DATA:
|---|

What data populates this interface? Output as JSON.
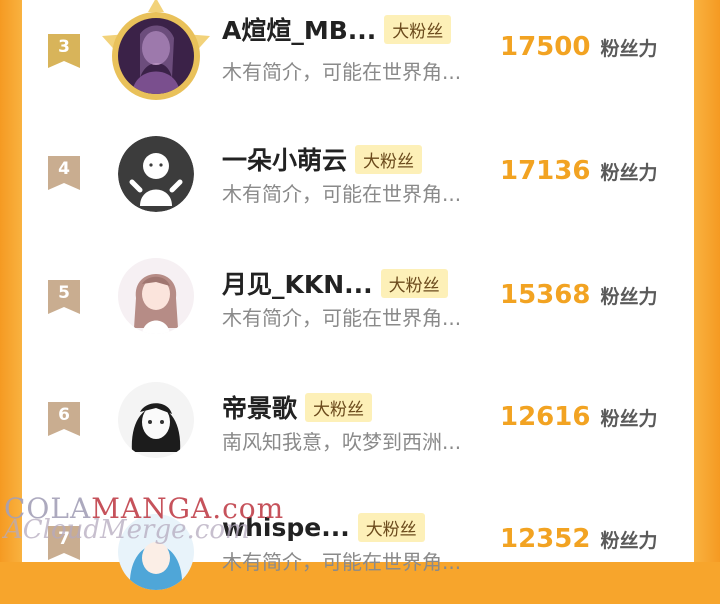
{
  "unit_label": "粉丝力",
  "fan_tag": "大粉丝",
  "watermark": {
    "line1_part1": "COLA",
    "line1_part2": "MANGA",
    "line1_part3": ".com",
    "line2": "ACloudMerge.com"
  },
  "entries": [
    {
      "rank": "3",
      "name": "A煊煊_MB...",
      "bio": "木有简介，可能在世界角...",
      "score": "17500",
      "unit": "粉丝力",
      "tag": "大粉丝"
    },
    {
      "rank": "4",
      "name": "一朵小萌云",
      "bio": "木有简介，可能在世界角...",
      "score": "17136",
      "unit": "粉丝力",
      "tag": "大粉丝"
    },
    {
      "rank": "5",
      "name": "月见_KKN...",
      "bio": "木有简介，可能在世界角...",
      "score": "15368",
      "unit": "粉丝力",
      "tag": "大粉丝"
    },
    {
      "rank": "6",
      "name": "帝景歌",
      "bio": "南风知我意，吹梦到西洲...",
      "score": "12616",
      "unit": "粉丝力",
      "tag": "大粉丝"
    },
    {
      "rank": "7",
      "name": "whispe...",
      "bio": "木有简介，可能在世界角...",
      "score": "12352",
      "unit": "粉丝力",
      "tag": "大粉丝"
    }
  ],
  "colors": {
    "frame": "#f7a52c",
    "score": "#f2a322",
    "badge_gold": "#d8b45a",
    "badge_tan": "#c9ad90",
    "tag_bg": "#fdf0b8"
  }
}
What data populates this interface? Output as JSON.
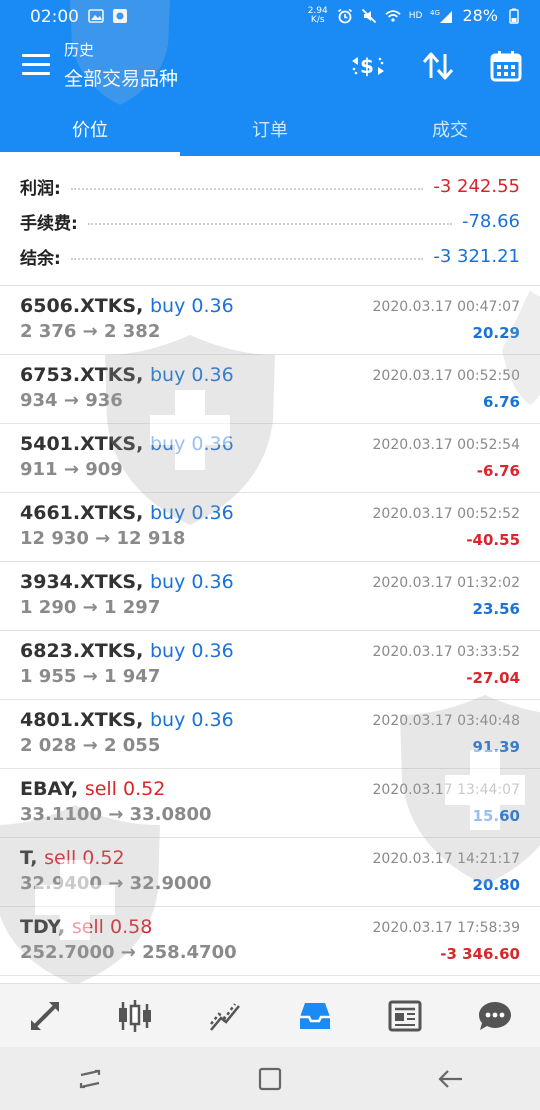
{
  "status_bar": {
    "time": "02:00",
    "net_speed_top": "2.94",
    "net_speed_unit": "K/s",
    "network": "HD",
    "signal": "4G",
    "battery": "28%"
  },
  "app_bar": {
    "title_small": "历史",
    "title_big": "全部交易品种"
  },
  "tabs": [
    {
      "label": "价位",
      "active": true
    },
    {
      "label": "订单",
      "active": false
    },
    {
      "label": "成交",
      "active": false
    }
  ],
  "summary": {
    "profit_label": "利润:",
    "profit_value": "-3 242.55",
    "commission_label": "手续费:",
    "commission_value": "-78.66",
    "balance_label": "结余:",
    "balance_value": "-3 321.21"
  },
  "deals": [
    {
      "symbol": "6506.XTKS,",
      "type": "buy 0.36",
      "side": "buy",
      "prices": "2 376 → 2 382",
      "time": "2020.03.17 00:47:07",
      "profit": "20.29",
      "sign": "pos"
    },
    {
      "symbol": "6753.XTKS,",
      "type": "buy 0.36",
      "side": "buy",
      "prices": "934 → 936",
      "time": "2020.03.17 00:52:50",
      "profit": "6.76",
      "sign": "pos"
    },
    {
      "symbol": "5401.XTKS,",
      "type": "buy 0.36",
      "side": "buy",
      "prices": "911 → 909",
      "time": "2020.03.17 00:52:54",
      "profit": "-6.76",
      "sign": "neg"
    },
    {
      "symbol": "4661.XTKS,",
      "type": "buy 0.36",
      "side": "buy",
      "prices": "12 930 → 12 918",
      "time": "2020.03.17 00:52:52",
      "profit": "-40.55",
      "sign": "neg"
    },
    {
      "symbol": "3934.XTKS,",
      "type": "buy 0.36",
      "side": "buy",
      "prices": "1 290 → 1 297",
      "time": "2020.03.17 01:32:02",
      "profit": "23.56",
      "sign": "pos"
    },
    {
      "symbol": "6823.XTKS,",
      "type": "buy 0.36",
      "side": "buy",
      "prices": "1 955 → 1 947",
      "time": "2020.03.17 03:33:52",
      "profit": "-27.04",
      "sign": "neg"
    },
    {
      "symbol": "4801.XTKS,",
      "type": "buy 0.36",
      "side": "buy",
      "prices": "2 028 → 2 055",
      "time": "2020.03.17 03:40:48",
      "profit": "91.39",
      "sign": "pos"
    },
    {
      "symbol": "EBAY,",
      "type": "sell 0.52",
      "side": "sell",
      "prices": "33.1100 → 33.0800",
      "time": "2020.03.17 13:44:07",
      "profit": "15.60",
      "sign": "pos"
    },
    {
      "symbol": "T,",
      "type": "sell 0.52",
      "side": "sell",
      "prices": "32.9400 → 32.9000",
      "time": "2020.03.17 14:21:17",
      "profit": "20.80",
      "sign": "pos"
    },
    {
      "symbol": "TDY,",
      "type": "sell 0.58",
      "side": "sell",
      "prices": "252.7000 → 258.4700",
      "time": "2020.03.17 17:58:39",
      "profit": "-3 346.60",
      "sign": "neg"
    }
  ],
  "bottom_nav": [
    {
      "icon": "quotes-arrows-icon",
      "active": false
    },
    {
      "icon": "candlestick-chart-icon",
      "active": false
    },
    {
      "icon": "trade-trend-icon",
      "active": false
    },
    {
      "icon": "history-inbox-icon",
      "active": true
    },
    {
      "icon": "news-icon",
      "active": false
    },
    {
      "icon": "chat-bubble-icon",
      "active": false
    }
  ],
  "colors": {
    "primary": "#1a8af5",
    "positive": "#1a72d9",
    "negative": "#d9262c",
    "muted": "#8a8a8a"
  }
}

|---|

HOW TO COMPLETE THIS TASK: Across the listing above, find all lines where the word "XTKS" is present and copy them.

OUTPUT:
      "symbol": "6506.XTKS,",
      "symbol": "6753.XTKS,",
      "symbol": "5401.XTKS,",
      "symbol": "4661.XTKS,",
      "symbol": "3934.XTKS,",
      "symbol": "6823.XTKS,",
      "symbol": "4801.XTKS,",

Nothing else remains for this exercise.